Exercise requirements
An unchanged copy of each entry below is needed; keep the pictures out of it.

(Page and application data records)

*** Block opens ***

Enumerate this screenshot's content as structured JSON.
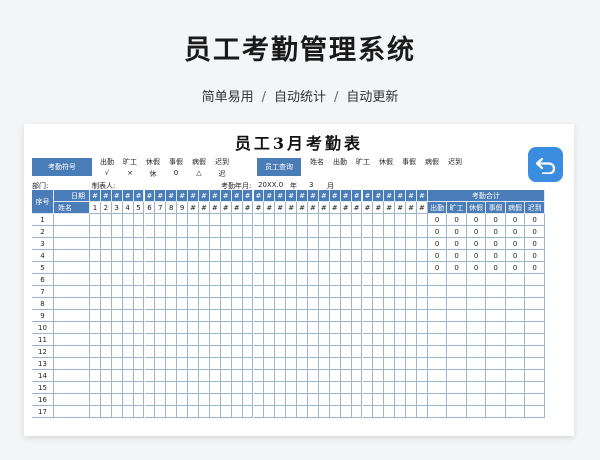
{
  "header": {
    "title": "员工考勤管理系统"
  },
  "subtitle": {
    "items": [
      "简单易用",
      "自动统计",
      "自动更新"
    ],
    "separator": "/"
  },
  "sheet": {
    "title": "员工3月考勤表",
    "symbols_label": "考勤符号",
    "symbol_names": [
      "出勤",
      "旷工",
      "休假",
      "事假",
      "病假",
      "迟到"
    ],
    "symbol_marks": [
      "√",
      "×",
      "休",
      "0",
      "△",
      "迟"
    ],
    "query_label": "员工查询",
    "query_cols": [
      "姓名",
      "出勤",
      "旷工",
      "休假",
      "事假",
      "病假",
      "迟到"
    ],
    "dept_label": "部门:",
    "creator_label": "制表人:",
    "period_label": "考勤年月:",
    "year": "20XX.0",
    "year_unit": "年",
    "month": "3",
    "month_unit": "月",
    "back_icon": "undo-icon",
    "table": {
      "seq_header": "序号",
      "date_header": "日期",
      "name_header": "姓名",
      "day_hash": "#",
      "day_numbers": [
        "1",
        "2",
        "3",
        "4",
        "5",
        "6",
        "7",
        "8",
        "9",
        "#",
        "#",
        "#",
        "#",
        "#",
        "#",
        "#",
        "#",
        "#",
        "#",
        "#",
        "#",
        "#",
        "#",
        "#",
        "#",
        "#",
        "#",
        "#",
        "#",
        "#",
        "#"
      ],
      "summary_header": "考勤合计",
      "summary_cols": [
        "出勤",
        "旷工",
        "休假",
        "事假",
        "病假",
        "迟到"
      ],
      "row_numbers": [
        "1",
        "2",
        "3",
        "4",
        "5",
        "6",
        "7",
        "8",
        "9",
        "10",
        "11",
        "12",
        "13",
        "14",
        "15",
        "16",
        "17"
      ],
      "summary_rows": [
        [
          "0",
          "0",
          "0",
          "0",
          "0",
          "0"
        ],
        [
          "0",
          "0",
          "0",
          "0",
          "0",
          "0"
        ],
        [
          "0",
          "0",
          "0",
          "0",
          "0",
          "0"
        ],
        [
          "0",
          "0",
          "0",
          "0",
          "0",
          "0"
        ],
        [
          "0",
          "0",
          "0",
          "0",
          "0",
          "0"
        ]
      ]
    }
  },
  "colors": {
    "accent": "#4a7db8",
    "button": "#3b8de0"
  }
}
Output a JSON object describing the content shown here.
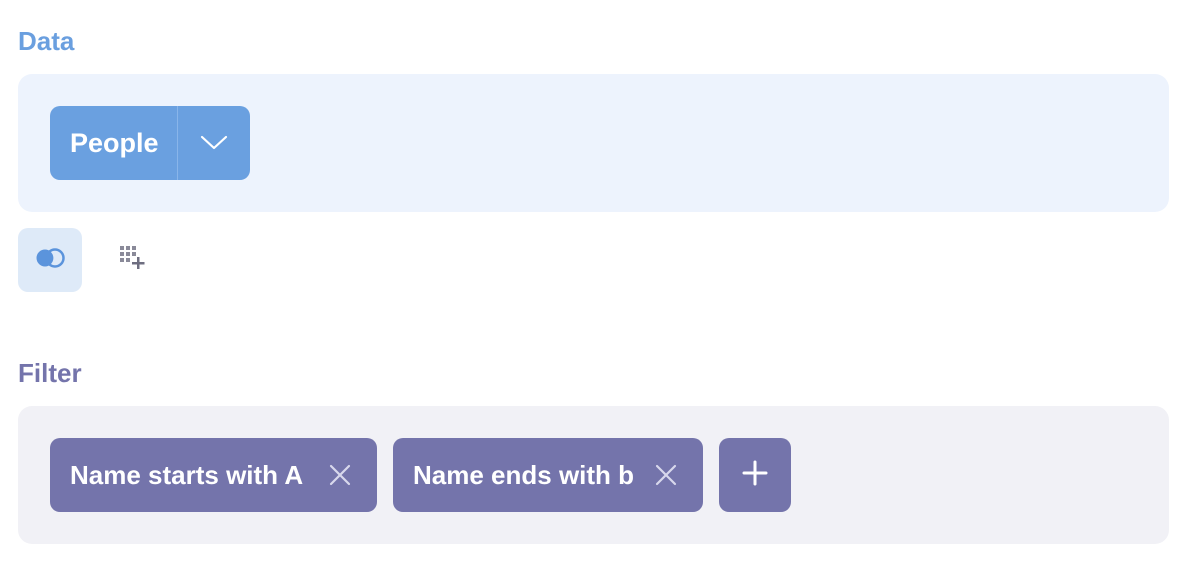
{
  "data_section": {
    "title": "Data",
    "source": {
      "label": "People",
      "dropdown_icon": "chevron-down-icon"
    },
    "actions": [
      {
        "name": "join",
        "icon": "join-icon"
      },
      {
        "name": "custom-column",
        "icon": "add-column-icon"
      }
    ]
  },
  "filter_section": {
    "title": "Filter",
    "filters": [
      {
        "label": "Name starts with A",
        "remove_icon": "close-icon"
      },
      {
        "label": "Name ends with b",
        "remove_icon": "close-icon"
      }
    ],
    "add_icon": "plus-icon"
  },
  "colors": {
    "data_accent": "#6aa0e0",
    "data_title": "#6a9fdf",
    "data_panel_bg": "#edf3fd",
    "filter_accent": "#7474ab",
    "filter_panel_bg": "#f1f1f6"
  }
}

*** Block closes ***

Response to the task
Enumerate this screenshot's content as structured JSON.
{
  "header": {
    "title": "员工考勤管理系统"
  },
  "subtitle": {
    "items": [
      "简单易用",
      "自动统计",
      "自动更新"
    ],
    "separator": "/"
  },
  "sheet": {
    "title": "员工3月考勤表",
    "symbols_label": "考勤符号",
    "symbol_names": [
      "出勤",
      "旷工",
      "休假",
      "事假",
      "病假",
      "迟到"
    ],
    "symbol_marks": [
      "√",
      "×",
      "休",
      "0",
      "△",
      "迟"
    ],
    "query_label": "员工查询",
    "query_cols": [
      "姓名",
      "出勤",
      "旷工",
      "休假",
      "事假",
      "病假",
      "迟到"
    ],
    "dept_label": "部门:",
    "creator_label": "制表人:",
    "period_label": "考勤年月:",
    "year": "20XX.0",
    "year_unit": "年",
    "month": "3",
    "month_unit": "月",
    "back_icon": "undo-icon",
    "table": {
      "seq_header": "序号",
      "date_header": "日期",
      "name_header": "姓名",
      "day_hash": "#",
      "day_numbers": [
        "1",
        "2",
        "3",
        "4",
        "5",
        "6",
        "7",
        "8",
        "9",
        "#",
        "#",
        "#",
        "#",
        "#",
        "#",
        "#",
        "#",
        "#",
        "#",
        "#",
        "#",
        "#",
        "#",
        "#",
        "#",
        "#",
        "#",
        "#",
        "#",
        "#",
        "#"
      ],
      "summary_header": "考勤合计",
      "summary_cols": [
        "出勤",
        "旷工",
        "休假",
        "事假",
        "病假",
        "迟到"
      ],
      "row_numbers": [
        "1",
        "2",
        "3",
        "4",
        "5",
        "6",
        "7",
        "8",
        "9",
        "10",
        "11",
        "12",
        "13",
        "14",
        "15",
        "16",
        "17"
      ],
      "summary_rows": [
        [
          "0",
          "0",
          "0",
          "0",
          "0",
          "0"
        ],
        [
          "0",
          "0",
          "0",
          "0",
          "0",
          "0"
        ],
        [
          "0",
          "0",
          "0",
          "0",
          "0",
          "0"
        ],
        [
          "0",
          "0",
          "0",
          "0",
          "0",
          "0"
        ],
        [
          "0",
          "0",
          "0",
          "0",
          "0",
          "0"
        ]
      ]
    }
  },
  "colors": {
    "accent": "#4a7db8",
    "button": "#3b8de0"
  }
}
Output a JSON object describing the content shown here.
{
  "data_section": {
    "title": "Data",
    "source": {
      "label": "People",
      "dropdown_icon": "chevron-down-icon"
    },
    "actions": [
      {
        "name": "join",
        "icon": "join-icon"
      },
      {
        "name": "custom-column",
        "icon": "add-column-icon"
      }
    ]
  },
  "filter_section": {
    "title": "Filter",
    "filters": [
      {
        "label": "Name starts with A",
        "remove_icon": "close-icon"
      },
      {
        "label": "Name ends with b",
        "remove_icon": "close-icon"
      }
    ],
    "add_icon": "plus-icon"
  },
  "colors": {
    "data_accent": "#6aa0e0",
    "data_title": "#6a9fdf",
    "data_panel_bg": "#edf3fd",
    "filter_accent": "#7474ab",
    "filter_panel_bg": "#f1f1f6"
  }
}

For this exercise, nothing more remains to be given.